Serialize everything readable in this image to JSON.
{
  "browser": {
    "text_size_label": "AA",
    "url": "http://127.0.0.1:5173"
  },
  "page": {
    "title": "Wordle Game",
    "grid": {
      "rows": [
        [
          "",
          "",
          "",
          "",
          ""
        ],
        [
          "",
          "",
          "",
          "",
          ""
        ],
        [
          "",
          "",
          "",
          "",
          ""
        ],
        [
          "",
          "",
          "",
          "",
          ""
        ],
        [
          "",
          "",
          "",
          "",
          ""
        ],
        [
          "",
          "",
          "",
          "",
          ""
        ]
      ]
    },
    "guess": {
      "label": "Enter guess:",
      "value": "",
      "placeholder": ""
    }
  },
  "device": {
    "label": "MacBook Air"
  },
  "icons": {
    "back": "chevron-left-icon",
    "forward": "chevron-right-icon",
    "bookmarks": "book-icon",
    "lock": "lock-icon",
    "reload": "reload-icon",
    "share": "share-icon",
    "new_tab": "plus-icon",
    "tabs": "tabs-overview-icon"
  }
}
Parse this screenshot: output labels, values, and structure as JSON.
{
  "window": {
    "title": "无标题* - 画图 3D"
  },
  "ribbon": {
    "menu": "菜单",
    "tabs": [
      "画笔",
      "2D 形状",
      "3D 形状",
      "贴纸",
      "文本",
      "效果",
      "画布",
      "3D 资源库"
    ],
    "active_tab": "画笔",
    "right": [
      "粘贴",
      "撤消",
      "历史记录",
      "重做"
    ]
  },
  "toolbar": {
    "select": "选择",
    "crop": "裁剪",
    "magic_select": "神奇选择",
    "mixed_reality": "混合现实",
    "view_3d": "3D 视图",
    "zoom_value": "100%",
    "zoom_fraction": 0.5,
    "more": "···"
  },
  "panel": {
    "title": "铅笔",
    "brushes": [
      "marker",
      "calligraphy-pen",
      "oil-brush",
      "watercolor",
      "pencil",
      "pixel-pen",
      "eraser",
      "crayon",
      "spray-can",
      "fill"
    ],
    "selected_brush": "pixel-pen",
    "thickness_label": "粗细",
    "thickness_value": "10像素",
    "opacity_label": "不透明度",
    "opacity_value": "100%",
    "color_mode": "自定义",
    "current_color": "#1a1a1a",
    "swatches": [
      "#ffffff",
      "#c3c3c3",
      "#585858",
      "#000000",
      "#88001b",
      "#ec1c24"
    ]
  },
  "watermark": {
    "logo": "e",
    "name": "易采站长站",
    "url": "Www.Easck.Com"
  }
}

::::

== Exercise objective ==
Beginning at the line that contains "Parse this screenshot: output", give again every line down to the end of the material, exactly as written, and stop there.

== Answer space ==
Parse this screenshot: output labels, values, and structure as JSON.
{
  "window": {
    "title": "无标题* - 画图 3D"
  },
  "ribbon": {
    "menu": "菜单",
    "tabs": [
      "画笔",
      "2D 形状",
      "3D 形状",
      "贴纸",
      "文本",
      "效果",
      "画布",
      "3D 资源库"
    ],
    "active_tab": "画笔",
    "right": [
      "粘贴",
      "撤消",
      "历史记录",
      "重做"
    ]
  },
  "toolbar": {
    "select": "选择",
    "crop": "裁剪",
    "magic_select": "神奇选择",
    "mixed_reality": "混合现实",
    "view_3d": "3D 视图",
    "zoom_value": "100%",
    "zoom_fraction": 0.5,
    "more": "···"
  },
  "panel": {
    "title": "铅笔",
    "brushes": [
      "marker",
      "calligraphy-pen",
      "oil-brush",
      "watercolor",
      "pencil",
      "pixel-pen",
      "eraser",
      "crayon",
      "spray-can",
      "fill"
    ],
    "selected_brush": "pixel-pen",
    "thickness_label": "粗细",
    "thickness_value": "10像素",
    "opacity_label": "不透明度",
    "opacity_value": "100%",
    "color_mode": "自定义",
    "current_color": "#1a1a1a",
    "swatches": [
      "#ffffff",
      "#c3c3c3",
      "#585858",
      "#000000",
      "#88001b",
      "#ec1c24"
    ]
  },
  "watermark": {
    "logo": "e",
    "name": "易采站长站",
    "url": "Www.Easck.Com"
  }
}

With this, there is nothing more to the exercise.